America is much better in technology than governance. That’s the sentence that leapt out at me and remained prominent throughout my reading of economist Robert Repetto’s book America’s Climate Problem: The Way Forward. I sought the book for review because, although its focus is on the US, what happens there will crucially affect the rest of us, in terms of both the level of greenhouse gas concentrations in the atmosphere and the likelihood of international agreement to limit them. The book doesn’t exactly inspire hope on either count, but it is constructive in the path it suggests for the US to follow and puts the ball squarely in the court of the policy makers.
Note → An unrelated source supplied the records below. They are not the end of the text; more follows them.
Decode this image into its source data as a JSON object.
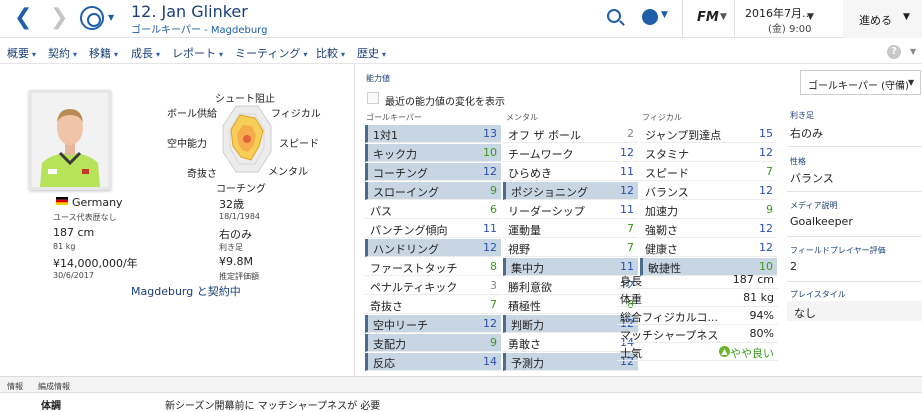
{
  "header": {
    "player_name": "12. Jan Glinker",
    "player_subtitle": "ゴールキーパー - Magdeburg",
    "game_logo": "FM",
    "date_line1": "2016年7月...",
    "date_line2": "(金) 9:00",
    "continue_label": "進める"
  },
  "menu": {
    "items": [
      {
        "label": "概要"
      },
      {
        "label": "契約"
      },
      {
        "label": "移籍"
      },
      {
        "label": "成長"
      },
      {
        "label": "レポート"
      },
      {
        "label": "ミーティング"
      },
      {
        "label": "比較"
      },
      {
        "label": "歴史"
      }
    ],
    "help_label": "?"
  },
  "profile": {
    "nationality": "Germany",
    "intl_caps": "ユース代表歴なし",
    "age": "32歳",
    "birth_date": "18/1/1984",
    "height": "187 cm",
    "weight": "81 kg",
    "preferred_foot": "右のみ",
    "preferred_foot_label": "利き足",
    "wage": "¥14,000,000/年",
    "contract_end": "30/6/2017",
    "value": "¥9.8M",
    "value_label": "推定評価額",
    "contract_link": "Magdeburg と契約中"
  },
  "radar": {
    "labels": [
      "シュート阻止",
      "フィジカル",
      "スピード",
      "メンタル",
      "コーチング",
      "奇抜さ",
      "空中能力",
      "ボール供給"
    ]
  },
  "attributes": {
    "title": "能力値",
    "show_changes_label": "最近の能力値の変化を表示",
    "gk_header": "ゴールキーパー",
    "mental_header": "メンタル",
    "physical_header": "フィジカル",
    "goalkeeping": [
      {
        "name": "1対1",
        "value": "13",
        "hl": true
      },
      {
        "name": "キック力",
        "value": "10",
        "hl": true
      },
      {
        "name": "コーチング",
        "value": "12",
        "hl": true
      },
      {
        "name": "スローイング",
        "value": "9",
        "hl": true
      },
      {
        "name": "パス",
        "value": "6",
        "hl": false
      },
      {
        "name": "パンチング傾向",
        "value": "11",
        "hl": false
      },
      {
        "name": "ハンドリング",
        "value": "12",
        "hl": true
      },
      {
        "name": "ファーストタッチ",
        "value": "8",
        "hl": false
      },
      {
        "name": "ペナルティキック",
        "value": "3",
        "hl": false
      },
      {
        "name": "奇抜さ",
        "value": "7",
        "hl": false
      },
      {
        "name": "空中リーチ",
        "value": "12",
        "hl": true
      },
      {
        "name": "支配力",
        "value": "9",
        "hl": true
      },
      {
        "name": "反応",
        "value": "14",
        "hl": true
      },
      {
        "name": "飛び出し",
        "value": "11",
        "hl": false
      }
    ],
    "mental": [
      {
        "name": "オフ ザ ボール",
        "value": "2",
        "hl": false
      },
      {
        "name": "チームワーク",
        "value": "12",
        "hl": false
      },
      {
        "name": "ひらめき",
        "value": "11",
        "hl": false
      },
      {
        "name": "ポジショニング",
        "value": "12",
        "hl": true
      },
      {
        "name": "リーダーシップ",
        "value": "11",
        "hl": false
      },
      {
        "name": "運動量",
        "value": "7",
        "hl": false
      },
      {
        "name": "視野",
        "value": "7",
        "hl": false
      },
      {
        "name": "集中力",
        "value": "11",
        "hl": true
      },
      {
        "name": "勝利意欲",
        "value": "12",
        "hl": false
      },
      {
        "name": "積極性",
        "value": "8",
        "hl": false
      },
      {
        "name": "判断力",
        "value": "12",
        "hl": true
      },
      {
        "name": "勇敢さ",
        "value": "14",
        "hl": false
      },
      {
        "name": "予測力",
        "value": "12",
        "hl": true
      },
      {
        "name": "冷静さ",
        "value": "11",
        "hl": false
      }
    ],
    "physical": [
      {
        "name": "ジャンプ到達点",
        "value": "15",
        "hl": false
      },
      {
        "name": "スタミナ",
        "value": "12",
        "hl": false
      },
      {
        "name": "スピード",
        "value": "7",
        "hl": false
      },
      {
        "name": "バランス",
        "value": "12",
        "hl": false
      },
      {
        "name": "加速力",
        "value": "9",
        "hl": false
      },
      {
        "name": "強靭さ",
        "value": "12",
        "hl": false
      },
      {
        "name": "健康さ",
        "value": "12",
        "hl": false
      },
      {
        "name": "敏捷性",
        "value": "10",
        "hl": true
      }
    ]
  },
  "stats": [
    {
      "name": "身長",
      "value": "187 cm"
    },
    {
      "name": "体重",
      "value": "81 kg"
    },
    {
      "name": "総合フィジカルコ...",
      "value": "94%"
    },
    {
      "name": "マッチシャープネス",
      "value": "80%"
    },
    {
      "name": "士気",
      "value": "やや良い"
    }
  ],
  "right_panel": {
    "position_dropdown": "ゴールキーパー (守備)",
    "preferred_foot_head": "利き足",
    "preferred_foot": "右のみ",
    "personality_head": "性格",
    "personality": "バランス",
    "media_head": "メディア説明",
    "media": "Goalkeeper",
    "outfield_head": "フィールドプレイヤー評価",
    "outfield": "2",
    "playstyle_head": "プレイスタイル",
    "playstyle": "なし"
  },
  "bottom": {
    "tab_info": "情報",
    "tab_team": "編成情報",
    "condition_label": "体調",
    "condition_text": "新シーズン開幕前に マッチシャープネスが 必要"
  },
  "colors": {
    "accent": "#1b3f77",
    "highlight_row": "#c8d5e3",
    "value_blue": "#2a4fb0",
    "value_green": "#3a9a1a",
    "value_grey": "#888888"
  }
}
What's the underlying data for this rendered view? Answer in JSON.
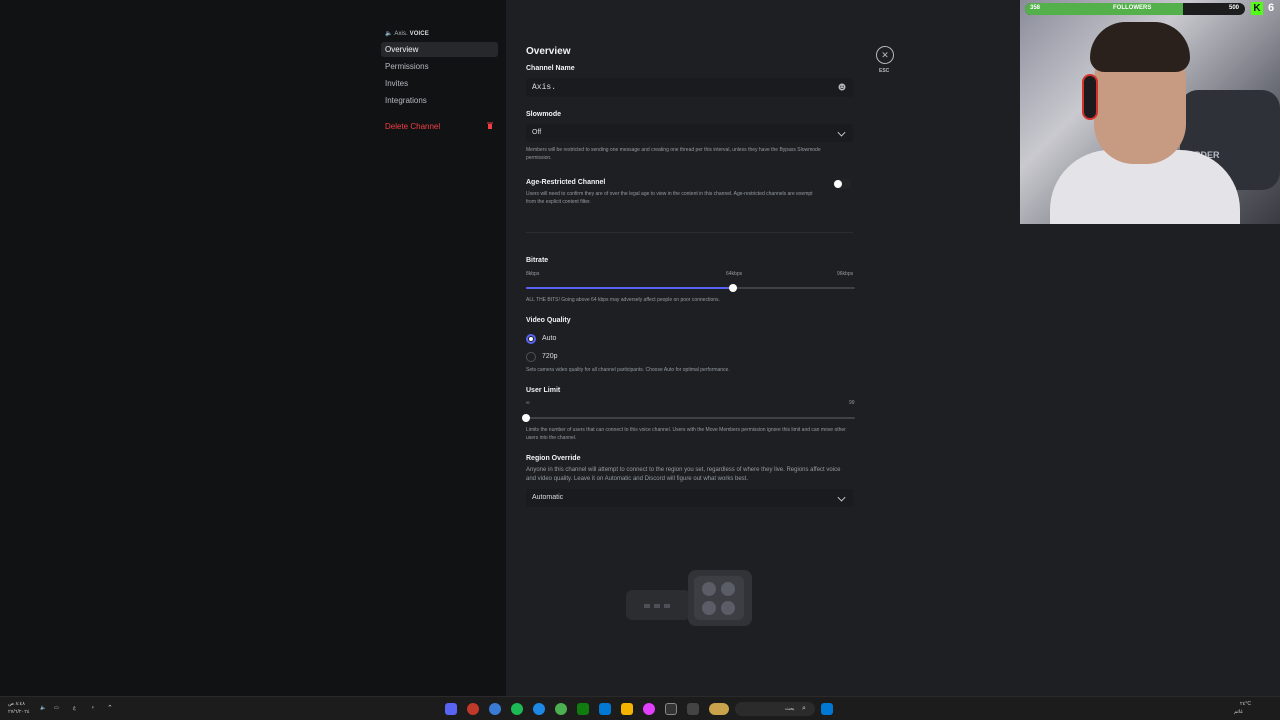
{
  "sidebar": {
    "channel_name": "Axis.",
    "channel_type": "VOICE",
    "items": [
      {
        "label": "Overview",
        "active": true
      },
      {
        "label": "Permissions"
      },
      {
        "label": "Invites"
      },
      {
        "label": "Integrations"
      }
    ],
    "delete_label": "Delete Channel"
  },
  "main": {
    "title": "Overview",
    "esc_label": "ESC",
    "channel_name": {
      "label": "Channel Name",
      "value": "Axis."
    },
    "slowmode": {
      "label": "Slowmode",
      "value": "Off",
      "desc": "Members will be restricted to sending one message and creating one thread per this interval, unless they have the Bypass Slowmode permission."
    },
    "age_restricted": {
      "label": "Age-Restricted Channel",
      "desc": "Users will need to confirm they are of over the legal age to view in the content in this channel. Age-restricted channels are exempt from the explicit content filter.",
      "enabled": false
    },
    "bitrate": {
      "label": "Bitrate",
      "min_label": "8kbps",
      "current_label": "64kbps",
      "max_label": "96kbps",
      "value_fraction": 0.63,
      "desc": "ALL THE BITS! Going above 64 kbps may adversely affect people on poor connections."
    },
    "video_quality": {
      "label": "Video Quality",
      "options": [
        "Auto",
        "720p"
      ],
      "selected": "Auto",
      "desc": "Sets camera video quality for all channel participants. Choose Auto for optimal performance."
    },
    "user_limit": {
      "label": "User Limit",
      "min_label": "∞",
      "max_label": "99",
      "value_fraction": 0,
      "desc": "Limits the number of users that can connect to this voice channel. Users with the Move Members permission ignore this limit and can move other users into the channel."
    },
    "region": {
      "label": "Region Override",
      "desc": "Anyone in this channel will attempt to connect to the region you set, regardless of where they live. Regions affect voice and video quality. Leave it on Automatic and Discord will figure out what works best.",
      "value": "Automatic"
    }
  },
  "overlay": {
    "followers_label": "FOLLOWERS",
    "followers_current": "358",
    "followers_goal": "500",
    "followers_fraction": 0.716,
    "kick_letter": "K",
    "kick_count": "6",
    "chair_text": "ERDER"
  },
  "taskbar": {
    "tray_time": "٢٤°C",
    "tray_sub": "غائم",
    "left_date": "٢٧/٦/٢٠٢٤",
    "left_time": "٨:٤٨ ص",
    "search_placeholder": "بحث"
  },
  "colors": {
    "accent": "#5865f2",
    "danger": "#f23f43",
    "kick_green": "#53fc18"
  }
}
It’s always good to read an economist who gets the full seriousness of climate change and Repetto certainly does that. In his opening outline of the problem he stands with the unequivocal statements of the National Academy of Science and uncompromisingly sets out the risks both globally and within the US, emphasising the scariness of reinforcing feedback mechanisms, some of which are already under way. America’s response must be to reduce greenhouse gas emissions by more than 80 per cent over the next forty years. Some measures are under way, he notes, but they are far from adequate to the task. Continue reading “America’s Climate Problem: The Way Forward”